To speak to this a little more broadly: apart from groups like hedge funds and other investors investing for purely speculative purposes, one of the major purposes of forwards (and, for that matter, futures) for companies in the "real economy" is to "lock in" a particular price in advance (or to reduce the risk of some kind of investment or transaction).
Investopedia defines a currency forward as follows (with a few key points emphasized):
[A currency forward is] a binding contract in the foreign exchange market that locks in the exchange rate for the purchase or sale of a currency on a future date. A currency forward is essentially a hedging tool that does not involve any upfront payment. The other major benefit of a currency forward is that it can be tailored to a particular amount and delivery period, unlike standardized currency futures.
This can be a major advantage for planning and risk management purposes. For example, if I know I'm going to have to pay $1 million USD in the future and most of my revenue is in Euros, the actual amount I'll have to pay will vary based on the exchange rate between Euros and dollars. Thus, it's very worthwhile for me to be able to "lock in" a particular exchange rate so that I know exactly how much I'm going to pay relative to my projected revenue. The goal isn't necessarily to make money off the transaction (maybe they do, maybe they don't) as much as to reduce risk and improve planning ability.
The fact that it doesn't involve an up-front payment is also a major advantage. It's usually a bad practice to "sit on" cash for a year if you can avoid it.
Another key point: savings accounts pay less interest than inflation.
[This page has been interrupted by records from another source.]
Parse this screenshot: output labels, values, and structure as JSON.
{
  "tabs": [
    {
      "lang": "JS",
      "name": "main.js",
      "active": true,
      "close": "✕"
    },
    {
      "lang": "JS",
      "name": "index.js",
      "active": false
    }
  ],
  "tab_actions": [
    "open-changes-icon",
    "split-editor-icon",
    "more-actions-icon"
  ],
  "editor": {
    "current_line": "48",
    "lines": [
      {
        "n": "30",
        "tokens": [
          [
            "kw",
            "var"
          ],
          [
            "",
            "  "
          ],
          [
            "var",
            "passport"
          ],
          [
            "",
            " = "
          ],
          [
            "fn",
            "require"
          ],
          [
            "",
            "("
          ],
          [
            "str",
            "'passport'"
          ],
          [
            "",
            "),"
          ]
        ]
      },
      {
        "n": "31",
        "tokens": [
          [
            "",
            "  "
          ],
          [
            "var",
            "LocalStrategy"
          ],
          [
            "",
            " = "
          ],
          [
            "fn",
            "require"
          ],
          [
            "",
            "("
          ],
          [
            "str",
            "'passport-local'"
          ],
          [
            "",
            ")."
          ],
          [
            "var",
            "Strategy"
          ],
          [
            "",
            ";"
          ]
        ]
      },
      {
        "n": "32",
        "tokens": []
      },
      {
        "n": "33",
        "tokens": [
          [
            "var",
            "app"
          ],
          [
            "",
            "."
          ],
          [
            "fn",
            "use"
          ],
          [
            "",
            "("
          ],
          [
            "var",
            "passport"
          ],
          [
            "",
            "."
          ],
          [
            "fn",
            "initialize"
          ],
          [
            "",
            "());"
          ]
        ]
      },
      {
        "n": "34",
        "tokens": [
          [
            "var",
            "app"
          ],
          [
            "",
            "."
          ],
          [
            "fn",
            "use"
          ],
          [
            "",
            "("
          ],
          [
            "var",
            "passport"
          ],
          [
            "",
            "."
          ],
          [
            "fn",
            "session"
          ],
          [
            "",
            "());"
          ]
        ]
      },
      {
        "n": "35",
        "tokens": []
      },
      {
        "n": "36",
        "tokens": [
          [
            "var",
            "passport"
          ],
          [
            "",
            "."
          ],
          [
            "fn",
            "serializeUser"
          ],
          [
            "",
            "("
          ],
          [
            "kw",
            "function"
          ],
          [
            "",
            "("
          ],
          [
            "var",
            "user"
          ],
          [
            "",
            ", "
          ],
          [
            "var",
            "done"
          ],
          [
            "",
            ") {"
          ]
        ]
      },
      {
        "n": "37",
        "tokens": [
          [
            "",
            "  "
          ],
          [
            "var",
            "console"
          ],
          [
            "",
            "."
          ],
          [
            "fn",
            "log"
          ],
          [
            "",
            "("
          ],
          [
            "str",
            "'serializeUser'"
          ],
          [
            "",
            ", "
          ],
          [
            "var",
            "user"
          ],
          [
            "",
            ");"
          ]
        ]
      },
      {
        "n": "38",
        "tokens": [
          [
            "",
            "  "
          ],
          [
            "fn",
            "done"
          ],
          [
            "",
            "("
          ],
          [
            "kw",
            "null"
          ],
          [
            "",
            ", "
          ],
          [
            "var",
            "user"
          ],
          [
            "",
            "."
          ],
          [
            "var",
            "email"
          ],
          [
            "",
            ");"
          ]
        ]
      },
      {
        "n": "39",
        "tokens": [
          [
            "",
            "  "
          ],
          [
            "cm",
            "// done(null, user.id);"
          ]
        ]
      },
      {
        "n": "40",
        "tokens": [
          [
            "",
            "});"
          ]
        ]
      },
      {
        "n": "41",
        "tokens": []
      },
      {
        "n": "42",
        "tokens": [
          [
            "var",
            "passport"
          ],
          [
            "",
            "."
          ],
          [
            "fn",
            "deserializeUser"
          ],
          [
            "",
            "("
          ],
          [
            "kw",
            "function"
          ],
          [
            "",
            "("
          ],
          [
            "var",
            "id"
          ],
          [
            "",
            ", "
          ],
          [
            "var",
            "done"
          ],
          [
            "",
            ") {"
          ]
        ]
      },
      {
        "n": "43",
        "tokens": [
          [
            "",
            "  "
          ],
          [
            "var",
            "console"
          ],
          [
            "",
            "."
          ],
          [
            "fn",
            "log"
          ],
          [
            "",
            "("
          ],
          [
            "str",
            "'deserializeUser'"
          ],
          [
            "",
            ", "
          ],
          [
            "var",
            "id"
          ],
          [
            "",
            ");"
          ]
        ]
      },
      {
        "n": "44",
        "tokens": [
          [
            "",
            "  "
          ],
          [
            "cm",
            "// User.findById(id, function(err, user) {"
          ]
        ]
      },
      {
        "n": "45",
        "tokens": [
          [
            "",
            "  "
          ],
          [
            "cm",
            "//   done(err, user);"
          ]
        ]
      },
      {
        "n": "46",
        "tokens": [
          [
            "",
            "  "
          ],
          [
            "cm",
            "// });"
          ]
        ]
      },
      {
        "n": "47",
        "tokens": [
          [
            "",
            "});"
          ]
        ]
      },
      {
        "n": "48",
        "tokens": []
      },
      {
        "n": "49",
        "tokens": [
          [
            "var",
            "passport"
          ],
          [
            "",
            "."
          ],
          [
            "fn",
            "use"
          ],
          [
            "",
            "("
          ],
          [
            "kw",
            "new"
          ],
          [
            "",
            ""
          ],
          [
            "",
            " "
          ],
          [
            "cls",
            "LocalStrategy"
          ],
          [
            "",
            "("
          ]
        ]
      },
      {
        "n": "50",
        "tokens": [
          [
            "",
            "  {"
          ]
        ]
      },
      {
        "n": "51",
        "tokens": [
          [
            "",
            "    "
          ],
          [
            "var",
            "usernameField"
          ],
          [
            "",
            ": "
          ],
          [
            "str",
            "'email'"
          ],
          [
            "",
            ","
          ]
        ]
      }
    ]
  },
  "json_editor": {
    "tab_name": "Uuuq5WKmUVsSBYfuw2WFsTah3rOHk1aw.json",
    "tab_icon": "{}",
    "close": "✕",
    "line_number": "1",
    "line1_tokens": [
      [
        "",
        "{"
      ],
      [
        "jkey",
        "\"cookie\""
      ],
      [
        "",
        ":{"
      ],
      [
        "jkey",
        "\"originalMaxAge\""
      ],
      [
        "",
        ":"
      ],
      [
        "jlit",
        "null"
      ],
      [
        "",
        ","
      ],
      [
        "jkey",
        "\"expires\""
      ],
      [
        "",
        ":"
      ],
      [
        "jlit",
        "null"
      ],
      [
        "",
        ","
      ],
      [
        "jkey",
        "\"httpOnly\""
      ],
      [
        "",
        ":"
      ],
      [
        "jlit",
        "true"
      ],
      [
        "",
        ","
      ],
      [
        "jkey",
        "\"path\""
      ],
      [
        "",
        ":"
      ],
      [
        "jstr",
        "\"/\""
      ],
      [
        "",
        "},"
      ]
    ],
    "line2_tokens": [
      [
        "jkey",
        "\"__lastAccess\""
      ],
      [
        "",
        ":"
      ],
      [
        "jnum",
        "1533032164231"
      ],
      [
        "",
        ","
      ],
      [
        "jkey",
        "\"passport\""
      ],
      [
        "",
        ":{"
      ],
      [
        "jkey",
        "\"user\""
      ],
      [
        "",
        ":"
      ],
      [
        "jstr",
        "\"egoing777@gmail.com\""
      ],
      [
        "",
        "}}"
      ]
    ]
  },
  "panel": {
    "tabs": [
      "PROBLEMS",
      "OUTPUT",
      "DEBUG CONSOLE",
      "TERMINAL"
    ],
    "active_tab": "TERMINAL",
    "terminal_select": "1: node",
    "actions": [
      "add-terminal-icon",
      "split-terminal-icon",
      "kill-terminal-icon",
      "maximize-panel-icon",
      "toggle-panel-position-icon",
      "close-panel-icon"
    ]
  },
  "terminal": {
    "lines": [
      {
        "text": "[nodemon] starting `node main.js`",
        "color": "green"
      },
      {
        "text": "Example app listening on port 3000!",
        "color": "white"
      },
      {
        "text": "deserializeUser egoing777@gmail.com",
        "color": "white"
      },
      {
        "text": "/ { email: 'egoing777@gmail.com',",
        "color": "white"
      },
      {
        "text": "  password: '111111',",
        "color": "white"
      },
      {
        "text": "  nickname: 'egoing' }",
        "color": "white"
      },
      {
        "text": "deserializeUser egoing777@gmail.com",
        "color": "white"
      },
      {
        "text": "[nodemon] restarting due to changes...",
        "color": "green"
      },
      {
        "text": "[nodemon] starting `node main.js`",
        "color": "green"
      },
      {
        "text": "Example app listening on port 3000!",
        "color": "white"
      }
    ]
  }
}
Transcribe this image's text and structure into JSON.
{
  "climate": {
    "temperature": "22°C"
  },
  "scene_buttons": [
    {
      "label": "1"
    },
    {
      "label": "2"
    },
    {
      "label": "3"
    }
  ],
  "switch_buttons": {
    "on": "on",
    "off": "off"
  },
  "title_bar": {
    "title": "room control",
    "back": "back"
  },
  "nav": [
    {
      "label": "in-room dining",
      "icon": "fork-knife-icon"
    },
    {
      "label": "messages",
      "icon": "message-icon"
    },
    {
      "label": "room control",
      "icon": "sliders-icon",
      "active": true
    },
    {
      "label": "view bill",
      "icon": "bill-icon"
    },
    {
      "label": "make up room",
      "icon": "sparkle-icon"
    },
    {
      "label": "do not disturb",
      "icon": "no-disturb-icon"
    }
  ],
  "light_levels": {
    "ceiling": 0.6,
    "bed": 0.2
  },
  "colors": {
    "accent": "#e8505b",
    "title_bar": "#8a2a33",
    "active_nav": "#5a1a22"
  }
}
If inflation is 3% and your savings account pays 1%, that looks remarkably like a guaranteed 2% loss to me.